Task prompt: Each record must be repeated exactly. None may be dropped.

Given data:
# # # #

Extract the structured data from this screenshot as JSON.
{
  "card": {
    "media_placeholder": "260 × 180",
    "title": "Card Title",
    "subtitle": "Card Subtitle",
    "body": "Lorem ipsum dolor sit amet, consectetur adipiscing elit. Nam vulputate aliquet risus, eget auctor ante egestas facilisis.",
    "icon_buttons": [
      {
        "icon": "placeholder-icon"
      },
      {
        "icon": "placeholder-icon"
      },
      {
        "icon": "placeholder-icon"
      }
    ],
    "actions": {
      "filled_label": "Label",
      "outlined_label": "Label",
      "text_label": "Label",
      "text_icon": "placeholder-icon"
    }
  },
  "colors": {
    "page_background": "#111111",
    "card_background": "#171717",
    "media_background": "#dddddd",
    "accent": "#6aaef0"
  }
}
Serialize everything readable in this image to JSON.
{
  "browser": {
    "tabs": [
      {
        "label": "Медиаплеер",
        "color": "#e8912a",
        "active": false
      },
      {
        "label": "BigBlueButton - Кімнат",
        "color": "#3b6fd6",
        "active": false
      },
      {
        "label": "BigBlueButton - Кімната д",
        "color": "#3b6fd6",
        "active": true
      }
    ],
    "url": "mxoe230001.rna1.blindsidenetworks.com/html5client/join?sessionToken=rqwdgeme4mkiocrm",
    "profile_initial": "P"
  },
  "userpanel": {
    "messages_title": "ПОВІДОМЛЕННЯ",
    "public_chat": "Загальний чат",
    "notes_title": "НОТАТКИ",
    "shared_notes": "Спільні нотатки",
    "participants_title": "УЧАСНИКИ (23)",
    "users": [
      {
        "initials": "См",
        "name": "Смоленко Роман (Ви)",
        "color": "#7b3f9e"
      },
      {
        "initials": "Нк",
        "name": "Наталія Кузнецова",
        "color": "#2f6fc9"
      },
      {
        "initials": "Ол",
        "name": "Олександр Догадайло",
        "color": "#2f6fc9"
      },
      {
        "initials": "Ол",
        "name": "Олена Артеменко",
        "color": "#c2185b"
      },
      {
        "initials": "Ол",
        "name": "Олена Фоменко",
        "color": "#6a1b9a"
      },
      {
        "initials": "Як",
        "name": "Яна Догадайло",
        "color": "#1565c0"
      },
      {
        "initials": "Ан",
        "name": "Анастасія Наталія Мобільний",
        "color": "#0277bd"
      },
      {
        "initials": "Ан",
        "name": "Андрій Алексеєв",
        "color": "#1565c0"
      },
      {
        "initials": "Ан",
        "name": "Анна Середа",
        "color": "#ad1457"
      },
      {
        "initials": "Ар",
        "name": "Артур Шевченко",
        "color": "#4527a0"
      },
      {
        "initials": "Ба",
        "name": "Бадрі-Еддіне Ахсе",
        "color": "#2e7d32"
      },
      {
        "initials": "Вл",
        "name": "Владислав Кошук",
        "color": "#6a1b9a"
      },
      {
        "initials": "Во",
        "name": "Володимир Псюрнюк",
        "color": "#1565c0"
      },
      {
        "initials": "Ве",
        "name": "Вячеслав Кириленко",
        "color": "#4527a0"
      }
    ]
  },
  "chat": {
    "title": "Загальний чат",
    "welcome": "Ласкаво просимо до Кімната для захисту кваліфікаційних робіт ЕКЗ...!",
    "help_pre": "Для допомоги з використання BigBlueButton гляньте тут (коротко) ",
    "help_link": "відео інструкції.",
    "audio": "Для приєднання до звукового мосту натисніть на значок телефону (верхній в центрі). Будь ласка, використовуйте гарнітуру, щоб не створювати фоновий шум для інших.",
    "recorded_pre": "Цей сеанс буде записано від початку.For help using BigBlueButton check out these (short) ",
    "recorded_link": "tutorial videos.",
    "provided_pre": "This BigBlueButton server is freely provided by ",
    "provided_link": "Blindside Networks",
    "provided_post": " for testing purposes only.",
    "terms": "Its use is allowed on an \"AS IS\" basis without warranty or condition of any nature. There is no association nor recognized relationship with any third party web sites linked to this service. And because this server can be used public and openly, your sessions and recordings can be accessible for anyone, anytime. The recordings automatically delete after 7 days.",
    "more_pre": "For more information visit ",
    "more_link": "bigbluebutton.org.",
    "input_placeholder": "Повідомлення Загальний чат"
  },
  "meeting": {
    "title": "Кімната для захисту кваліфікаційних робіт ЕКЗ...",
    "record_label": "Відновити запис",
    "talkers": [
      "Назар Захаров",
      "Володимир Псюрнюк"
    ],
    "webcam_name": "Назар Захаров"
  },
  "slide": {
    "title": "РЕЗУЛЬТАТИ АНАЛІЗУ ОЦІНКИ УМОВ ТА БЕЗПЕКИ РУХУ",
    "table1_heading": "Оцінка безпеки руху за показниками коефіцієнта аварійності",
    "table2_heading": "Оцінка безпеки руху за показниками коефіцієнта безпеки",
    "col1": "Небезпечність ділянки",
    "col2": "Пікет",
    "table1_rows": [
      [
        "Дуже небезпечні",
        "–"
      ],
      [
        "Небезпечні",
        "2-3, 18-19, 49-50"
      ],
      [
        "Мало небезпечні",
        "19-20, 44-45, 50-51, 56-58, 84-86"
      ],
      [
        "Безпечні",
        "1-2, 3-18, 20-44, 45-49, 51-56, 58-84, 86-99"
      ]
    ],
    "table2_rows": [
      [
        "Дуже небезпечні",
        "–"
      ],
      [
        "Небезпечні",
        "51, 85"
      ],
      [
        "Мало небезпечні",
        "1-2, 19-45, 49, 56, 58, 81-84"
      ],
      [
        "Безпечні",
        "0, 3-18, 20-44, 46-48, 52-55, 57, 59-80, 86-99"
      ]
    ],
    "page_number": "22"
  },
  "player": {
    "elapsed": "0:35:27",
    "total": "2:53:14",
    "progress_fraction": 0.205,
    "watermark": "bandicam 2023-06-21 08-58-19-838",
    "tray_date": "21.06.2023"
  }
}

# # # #

Answer for this exercise:
Extract the structured data from this screenshot as JSON.
{
  "card": {
    "media_placeholder": "260 × 180",
    "title": "Card Title",
    "subtitle": "Card Subtitle",
    "body": "Lorem ipsum dolor sit amet, consectetur adipiscing elit. Nam vulputate aliquet risus, eget auctor ante egestas facilisis.",
    "icon_buttons": [
      {
        "icon": "placeholder-icon"
      },
      {
        "icon": "placeholder-icon"
      },
      {
        "icon": "placeholder-icon"
      }
    ],
    "actions": {
      "filled_label": "Label",
      "outlined_label": "Label",
      "text_label": "Label",
      "text_icon": "placeholder-icon"
    }
  },
  "colors": {
    "page_background": "#111111",
    "card_background": "#171717",
    "media_background": "#dddddd",
    "accent": "#6aaef0"
  }
}
Serialize everything readable in this image to JSON.
{
  "browser": {
    "tabs": [
      {
        "label": "Медиаплеер",
        "color": "#e8912a",
        "active": false
      },
      {
        "label": "BigBlueButton - Кімнат",
        "color": "#3b6fd6",
        "active": false
      },
      {
        "label": "BigBlueButton - Кімната д",
        "color": "#3b6fd6",
        "active": true
      }
    ],
    "url": "mxoe230001.rna1.blindsidenetworks.com/html5client/join?sessionToken=rqwdgeme4mkiocrm",
    "profile_initial": "P"
  },
  "userpanel": {
    "messages_title": "ПОВІДОМЛЕННЯ",
    "public_chat": "Загальний чат",
    "notes_title": "НОТАТКИ",
    "shared_notes": "Спільні нотатки",
    "participants_title": "УЧАСНИКИ (23)",
    "users": [
      {
        "initials": "См",
        "name": "Смоленко Роман (Ви)",
        "color": "#7b3f9e"
      },
      {
        "initials": "Нк",
        "name": "Наталія Кузнецова",
        "color": "#2f6fc9"
      },
      {
        "initials": "Ол",
        "name": "Олександр Догадайло",
        "color": "#2f6fc9"
      },
      {
        "initials": "Ол",
        "name": "Олена Артеменко",
        "color": "#c2185b"
      },
      {
        "initials": "Ол",
        "name": "Олена Фоменко",
        "color": "#6a1b9a"
      },
      {
        "initials": "Як",
        "name": "Яна Догадайло",
        "color": "#1565c0"
      },
      {
        "initials": "Ан",
        "name": "Анастасія Наталія Мобільний",
        "color": "#0277bd"
      },
      {
        "initials": "Ан",
        "name": "Андрій Алексеєв",
        "color": "#1565c0"
      },
      {
        "initials": "Ан",
        "name": "Анна Середа",
        "color": "#ad1457"
      },
      {
        "initials": "Ар",
        "name": "Артур Шевченко",
        "color": "#4527a0"
      },
      {
        "initials": "Ба",
        "name": "Бадрі-Еддіне Ахсе",
        "color": "#2e7d32"
      },
      {
        "initials": "Вл",
        "name": "Владислав Кошук",
        "color": "#6a1b9a"
      },
      {
        "initials": "Во",
        "name": "Володимир Псюрнюк",
        "color": "#1565c0"
      },
      {
        "initials": "Ве",
        "name": "Вячеслав Кириленко",
        "color": "#4527a0"
      }
    ]
  },
  "chat": {
    "title": "Загальний чат",
    "welcome": "Ласкаво просимо до Кімната для захисту кваліфікаційних робіт ЕКЗ...!",
    "help_pre": "Для допомоги з використання BigBlueButton гляньте тут (коротко) ",
    "help_link": "відео інструкції.",
    "audio": "Для приєднання до звукового мосту натисніть на значок телефону (верхній в центрі). Будь ласка, використовуйте гарнітуру, щоб не створювати фоновий шум для інших.",
    "recorded_pre": "Цей сеанс буде записано від початку.For help using BigBlueButton check out these (short) ",
    "recorded_link": "tutorial videos.",
    "provided_pre": "This BigBlueButton server is freely provided by ",
    "provided_link": "Blindside Networks",
    "provided_post": " for testing purposes only.",
    "terms": "Its use is allowed on an \"AS IS\" basis without warranty or condition of any nature. There is no association nor recognized relationship with any third party web sites linked to this service. And because this server can be used public and openly, your sessions and recordings can be accessible for anyone, anytime. The recordings automatically delete after 7 days.",
    "more_pre": "For more information visit ",
    "more_link": "bigbluebutton.org.",
    "input_placeholder": "Повідомлення Загальний чат"
  },
  "meeting": {
    "title": "Кімната для захисту кваліфікаційних робіт ЕКЗ...",
    "record_label": "Відновити запис",
    "talkers": [
      "Назар Захаров",
      "Володимир Псюрнюк"
    ],
    "webcam_name": "Назар Захаров"
  },
  "slide": {
    "title": "РЕЗУЛЬТАТИ АНАЛІЗУ ОЦІНКИ УМОВ ТА БЕЗПЕКИ РУХУ",
    "table1_heading": "Оцінка безпеки руху за показниками коефіцієнта аварійності",
    "table2_heading": "Оцінка безпеки руху за показниками коефіцієнта безпеки",
    "col1": "Небезпечність ділянки",
    "col2": "Пікет",
    "table1_rows": [
      [
        "Дуже небезпечні",
        "–"
      ],
      [
        "Небезпечні",
        "2-3, 18-19, 49-50"
      ],
      [
        "Мало небезпечні",
        "19-20, 44-45, 50-51, 56-58, 84-86"
      ],
      [
        "Безпечні",
        "1-2, 3-18, 20-44, 45-49, 51-56, 58-84, 86-99"
      ]
    ],
    "table2_rows": [
      [
        "Дуже небезпечні",
        "–"
      ],
      [
        "Небезпечні",
        "51, 85"
      ],
      [
        "Мало небезпечні",
        "1-2, 19-45, 49, 56, 58, 81-84"
      ],
      [
        "Безпечні",
        "0, 3-18, 20-44, 46-48, 52-55, 57, 59-80, 86-99"
      ]
    ],
    "page_number": "22"
  },
  "player": {
    "elapsed": "0:35:27",
    "total": "2:53:14",
    "progress_fraction": 0.205,
    "watermark": "bandicam 2023-06-21 08-58-19-838",
    "tray_date": "21.06.2023"
  }
}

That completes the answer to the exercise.